• _Work to be completed_
Every entry below should be reproduced exactly; no picture is to be included.

══ Data excerpts ══

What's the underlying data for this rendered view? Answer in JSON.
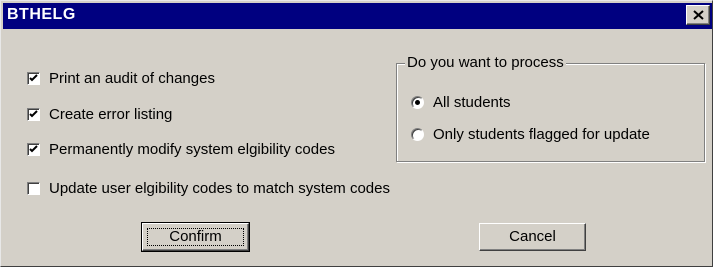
{
  "window": {
    "title": "BTHELG",
    "close_glyph": "×"
  },
  "options": [
    {
      "label": "Print an audit of changes",
      "checked": true
    },
    {
      "label": "Create error listing",
      "checked": true
    },
    {
      "label": "Permanently modify system elgibility codes",
      "checked": true
    },
    {
      "label": "Update user elgibility codes to match system codes",
      "checked": false
    }
  ],
  "process_group": {
    "legend": "Do you want to process",
    "options": [
      {
        "label": "All students",
        "selected": true
      },
      {
        "label": "Only students flagged for update",
        "selected": false
      }
    ]
  },
  "buttons": {
    "confirm_label": "Confirm",
    "cancel_label": "Cancel"
  },
  "colors": {
    "titlebar": "#000080",
    "face": "#d4d0c8"
  }
}
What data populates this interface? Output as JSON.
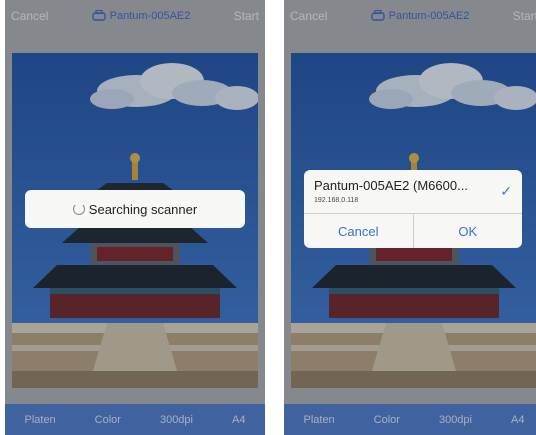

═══

• _Answer to this problem_
What's the underlying data for this rendered view? Answer in JSON.
{
  "window": {
    "title": "BTHELG",
    "close_glyph": "×"
  },
  "options": [
    {
      "label": "Print an audit of changes",
      "checked": true
    },
    {
      "label": "Create error listing",
      "checked": true
    },
    {
      "label": "Permanently modify system elgibility codes",
      "checked": true
    },
    {
      "label": "Update user elgibility codes to match system codes",
      "checked": false
    }
  ],
  "process_group": {
    "legend": "Do you want to process",
    "options": [
      {
        "label": "All students",
        "selected": true
      },
      {
        "label": "Only students flagged for update",
        "selected": false
      }
    ]
  },
  "buttons": {
    "confirm_label": "Confirm",
    "cancel_label": "Cancel"
  },
  "colors": {
    "titlebar": "#000080",
    "face": "#d4d0c8"
  }
}
What data populates this interface? Output as JSON.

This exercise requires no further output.